## Exercise brief:
Report how many lines of the listing include the word "heading"; nothing else should be written.

## Excerpted records:
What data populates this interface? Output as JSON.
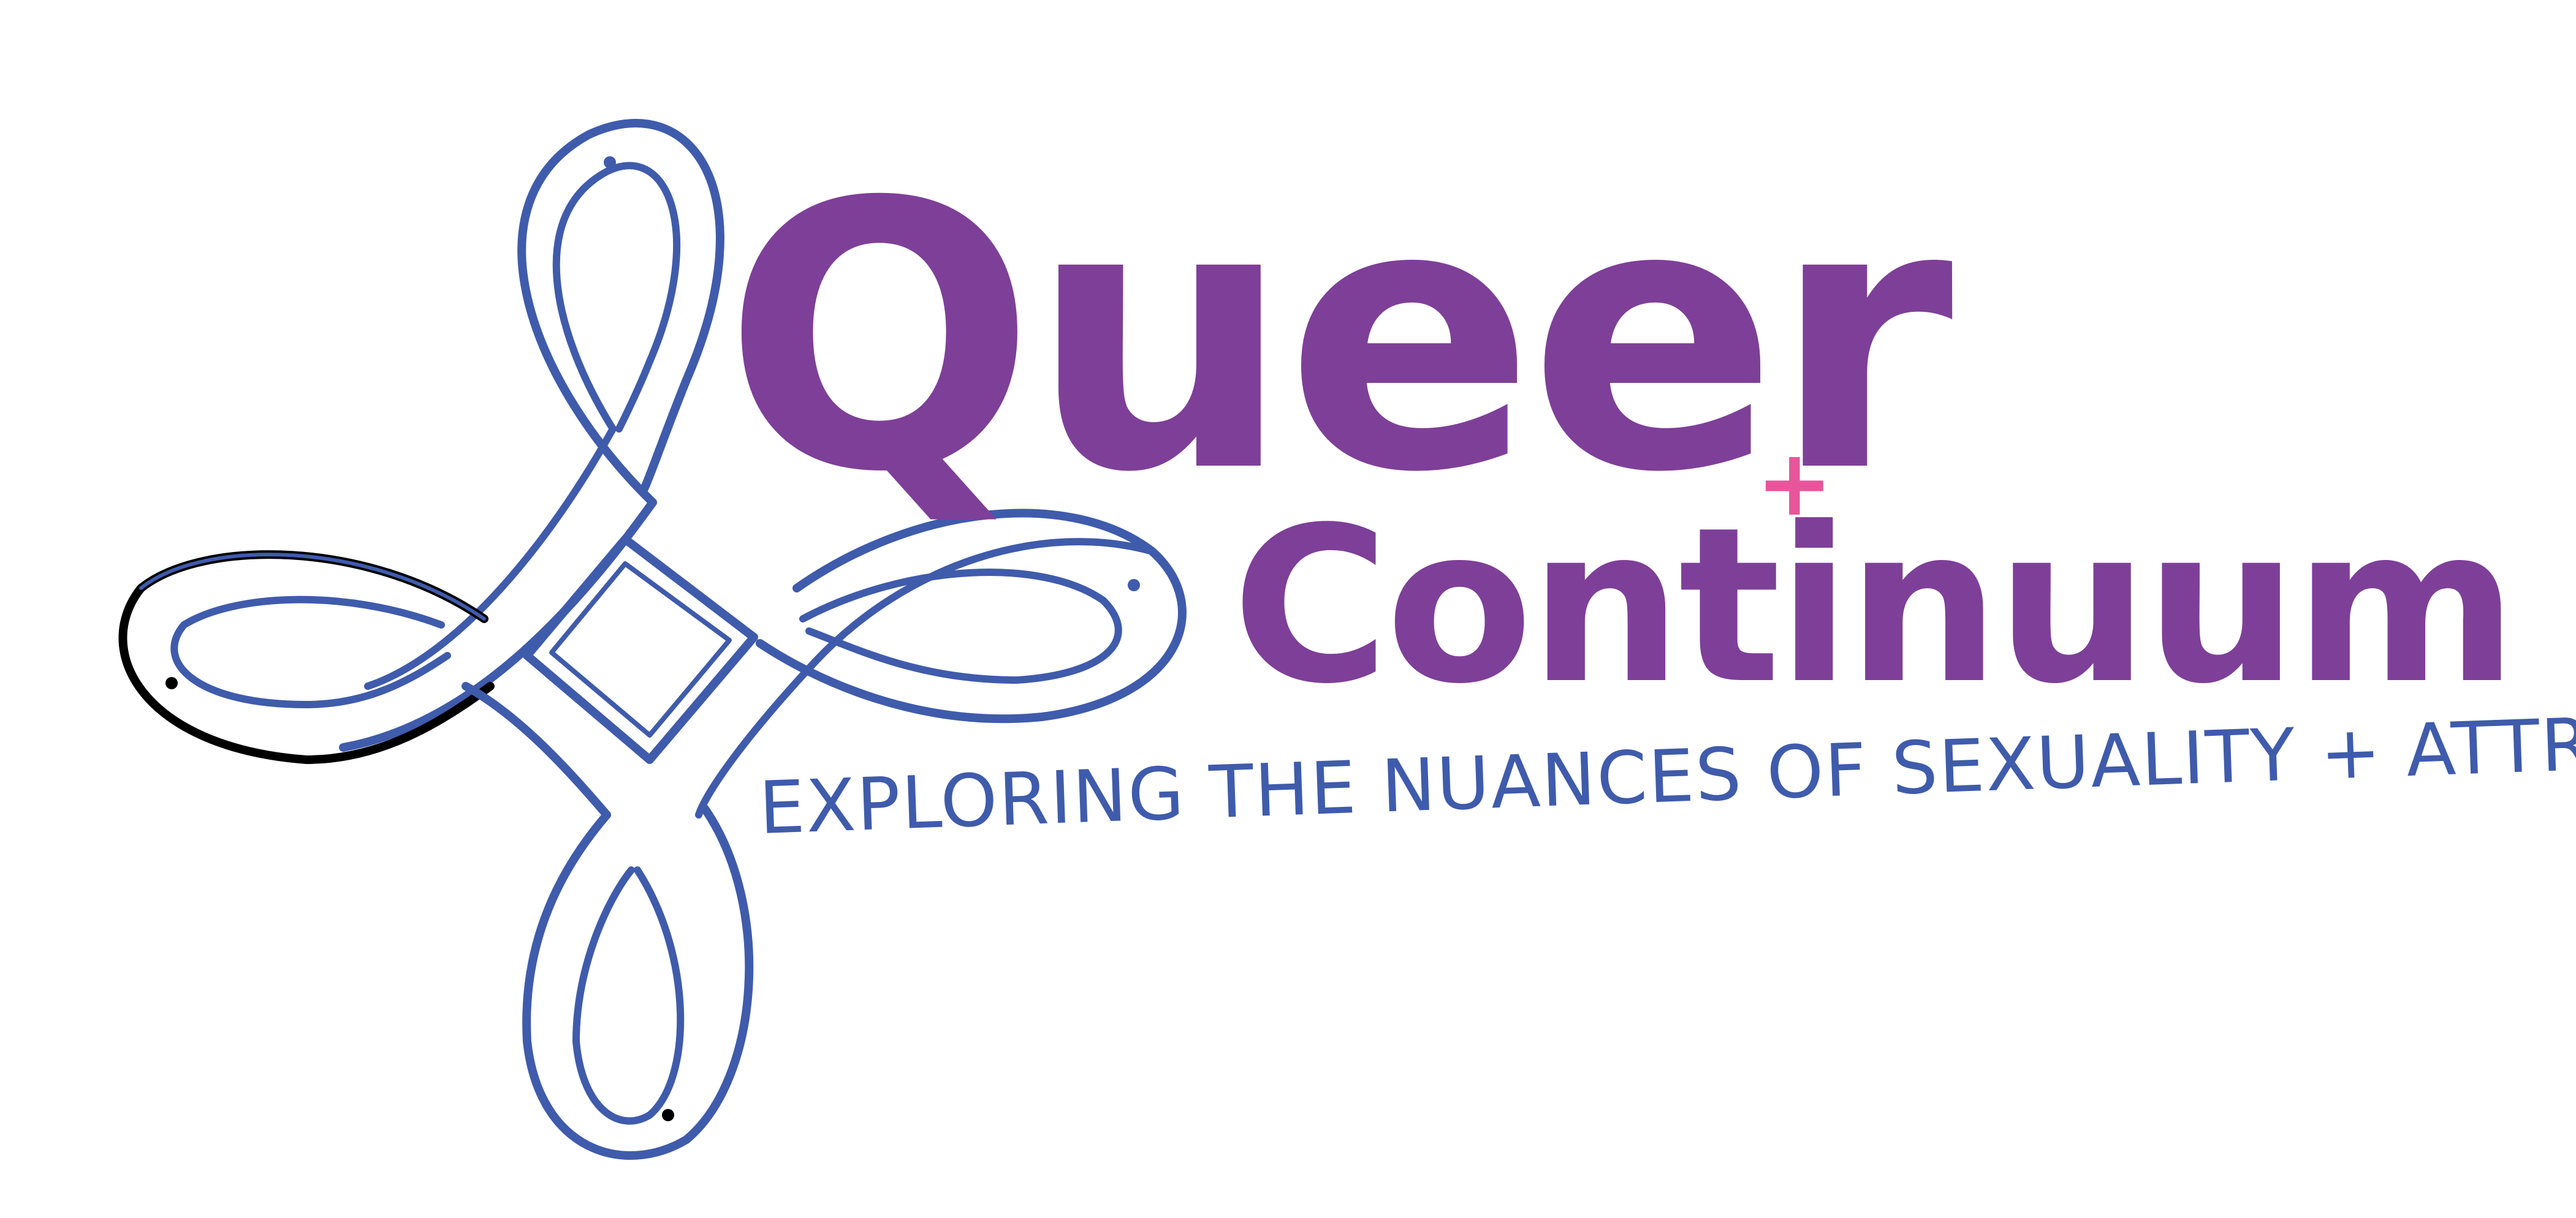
{
  "logo": {
    "word_queer": "Queer",
    "plus_sign": "+",
    "word_continuum": "Continuum",
    "tagline": "EXPLORING THE NUANCES OF SEXUALITY + ATTRACTION"
  },
  "colors": {
    "purple": "#7e3f98",
    "pink": "#e8559b",
    "blue": "#3f5bab",
    "black": "#000000",
    "background": "#ffffff"
  },
  "icons": {
    "emblem": "celtic-knot-serpent-icon"
  }
}
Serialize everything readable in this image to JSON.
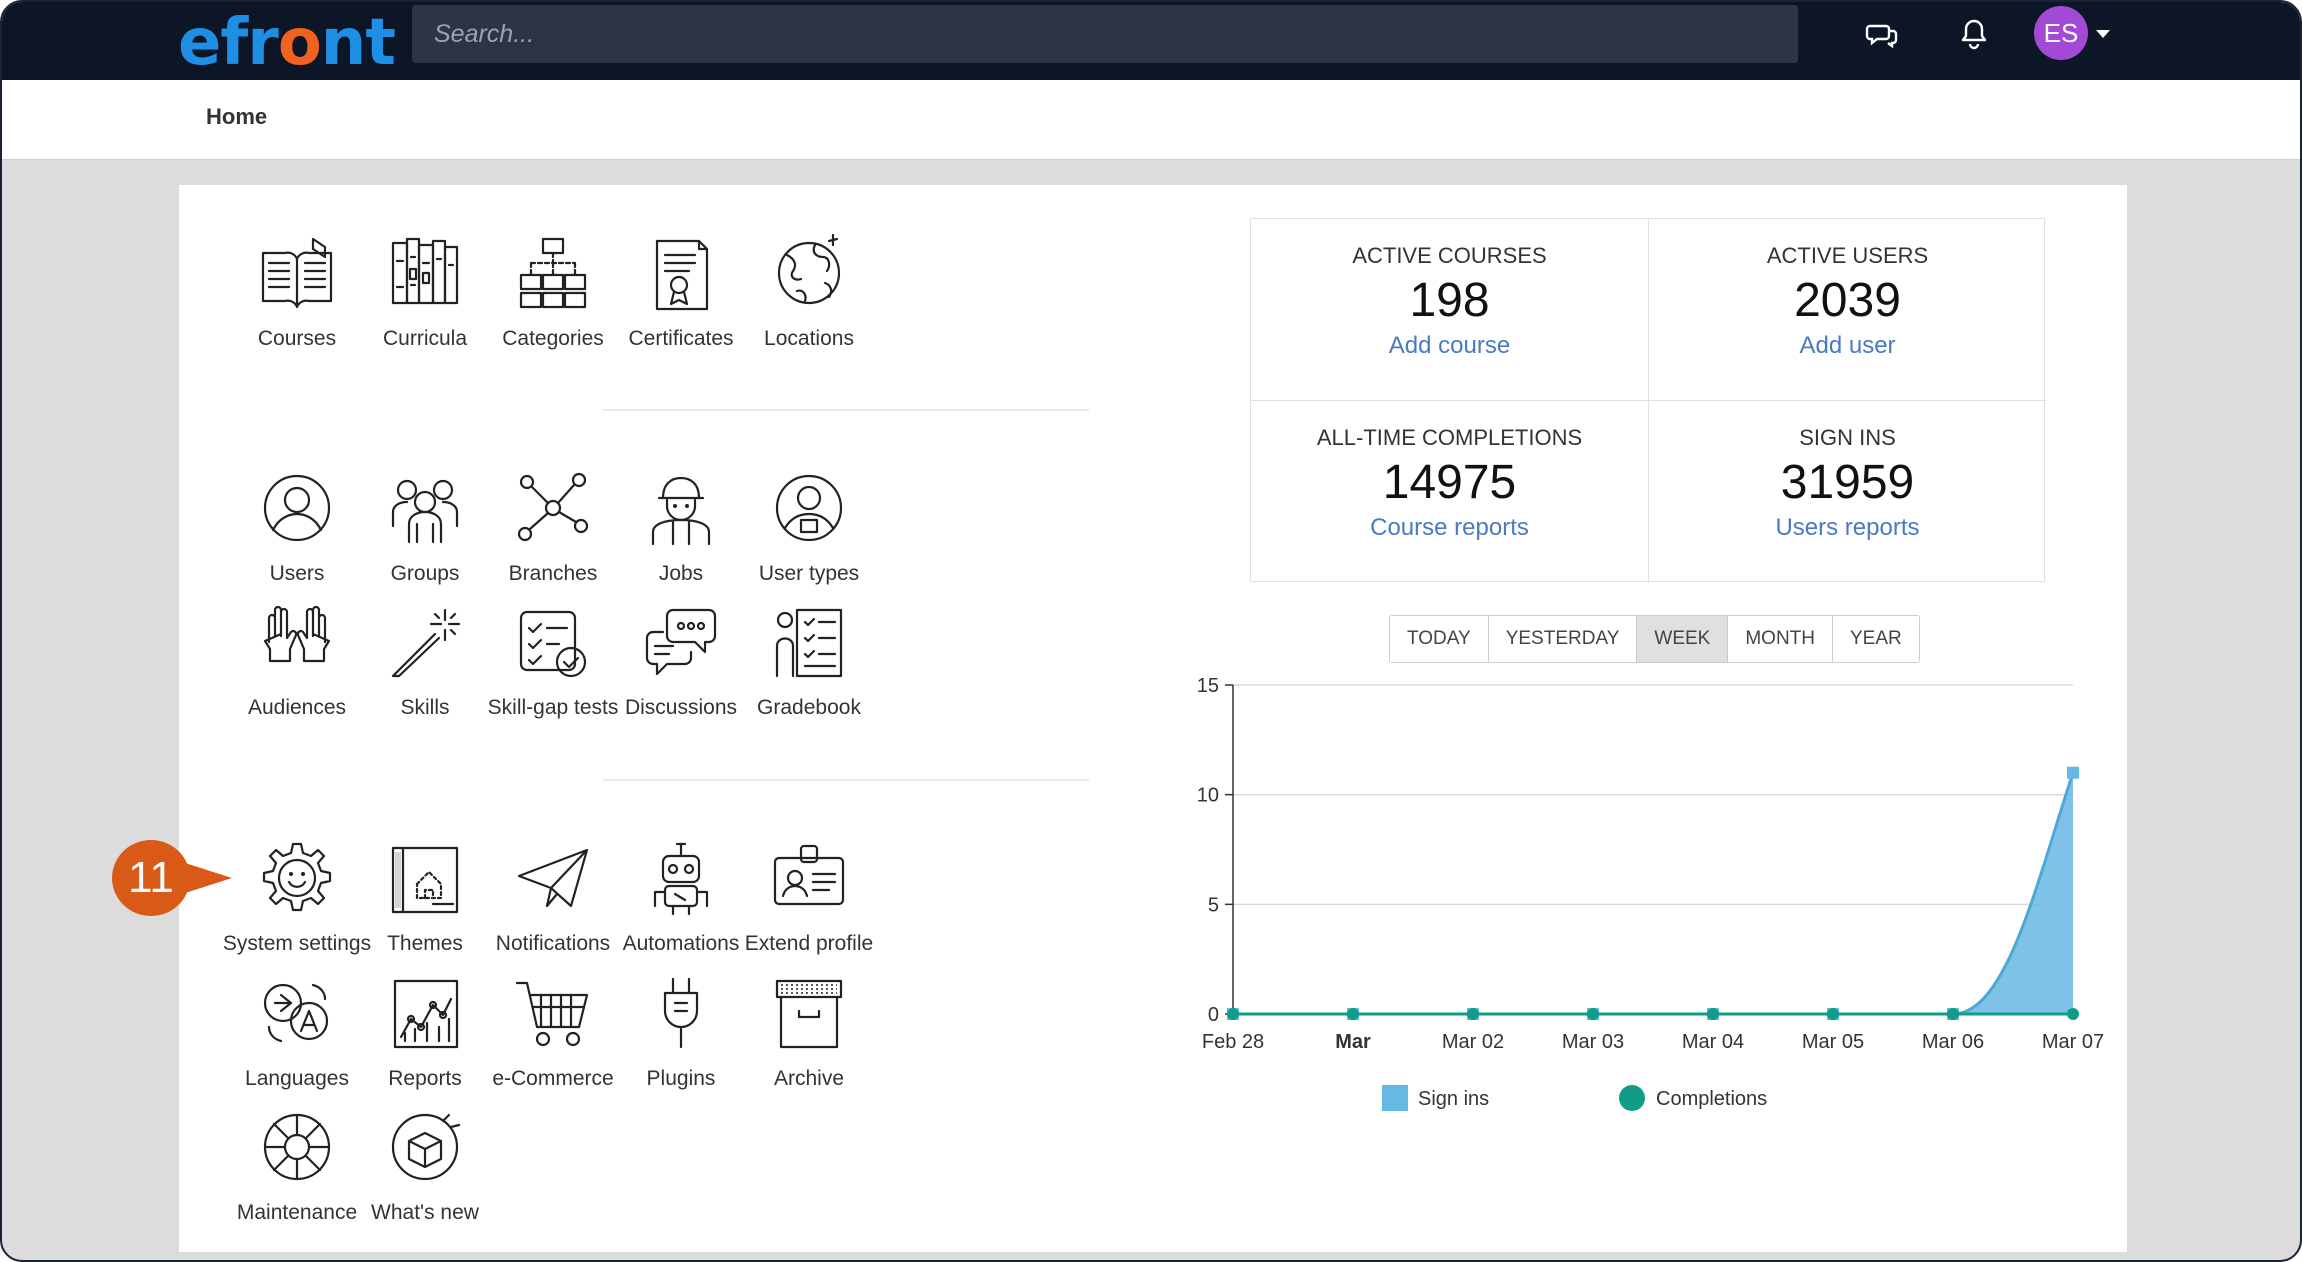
{
  "topbar": {
    "logo": {
      "pre": "efr",
      "o": "o",
      "post": "nt"
    },
    "search_placeholder": "Search...",
    "avatar_initials": "ES",
    "colors": {
      "bar": "#0d1626",
      "logo": "#1f8fe6",
      "logo_accent": "#f0621e",
      "avatar": "#a24ad6"
    }
  },
  "breadcrumb": "Home",
  "groups": {
    "g1": [
      {
        "label": "Courses",
        "icon": "book-icon"
      },
      {
        "label": "Curricula",
        "icon": "bookshelf-icon"
      },
      {
        "label": "Categories",
        "icon": "hierarchy-icon"
      },
      {
        "label": "Certificates",
        "icon": "certificate-icon"
      },
      {
        "label": "Locations",
        "icon": "globe-icon"
      }
    ],
    "g2": [
      {
        "label": "Users",
        "icon": "user-icon"
      },
      {
        "label": "Groups",
        "icon": "group-icon"
      },
      {
        "label": "Branches",
        "icon": "network-icon"
      },
      {
        "label": "Jobs",
        "icon": "worker-icon"
      },
      {
        "label": "User types",
        "icon": "user-badge-icon"
      },
      {
        "label": "Audiences",
        "icon": "raised-hands-icon"
      },
      {
        "label": "Skills",
        "icon": "magic-wand-icon"
      },
      {
        "label": "Skill-gap tests",
        "icon": "checklist-icon"
      },
      {
        "label": "Discussions",
        "icon": "chat-bubbles-icon"
      },
      {
        "label": "Gradebook",
        "icon": "gradebook-icon"
      }
    ],
    "g3": [
      {
        "label": "System settings",
        "icon": "gear-icon"
      },
      {
        "label": "Themes",
        "icon": "blueprint-icon"
      },
      {
        "label": "Notifications",
        "icon": "paper-plane-icon"
      },
      {
        "label": "Automations",
        "icon": "robot-icon"
      },
      {
        "label": "Extend profile",
        "icon": "id-card-icon"
      },
      {
        "label": "Languages",
        "icon": "translate-icon"
      },
      {
        "label": "Reports",
        "icon": "report-chart-icon"
      },
      {
        "label": "e-Commerce",
        "icon": "shopping-cart-icon"
      },
      {
        "label": "Plugins",
        "icon": "plug-icon"
      },
      {
        "label": "Archive",
        "icon": "archive-box-icon"
      },
      {
        "label": "Maintenance",
        "icon": "maintenance-icon"
      },
      {
        "label": "What's new",
        "icon": "new-box-icon"
      }
    ]
  },
  "callout_badge": "11",
  "stats": [
    {
      "heading": "ACTIVE COURSES",
      "value": "198",
      "link": "Add course"
    },
    {
      "heading": "ACTIVE USERS",
      "value": "2039",
      "link": "Add user"
    },
    {
      "heading": "ALL-TIME COMPLETIONS",
      "value": "14975",
      "link": "Course reports"
    },
    {
      "heading": "SIGN INS",
      "value": "31959",
      "link": "Users reports"
    }
  ],
  "range_tabs": [
    "TODAY",
    "YESTERDAY",
    "WEEK",
    "MONTH",
    "YEAR"
  ],
  "range_active": "WEEK",
  "chart_data": {
    "type": "area",
    "categories": [
      "Feb 28",
      "Mar",
      "Mar 02",
      "Mar 03",
      "Mar 04",
      "Mar 05",
      "Mar 06",
      "Mar 07"
    ],
    "series": [
      {
        "name": "Sign ins",
        "values": [
          0,
          0,
          0,
          0,
          0,
          0,
          0,
          11
        ],
        "color": "#67b8e3"
      },
      {
        "name": "Completions",
        "values": [
          0,
          0,
          0,
          0,
          0,
          0,
          0,
          0
        ],
        "color": "#0f9d8a"
      }
    ],
    "ylim": [
      0,
      15
    ],
    "yticks": [
      0,
      5,
      10,
      15
    ],
    "bold_categories": [
      "Mar"
    ],
    "grid": true,
    "legend": "bottom"
  }
}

## Response to the exercise:
4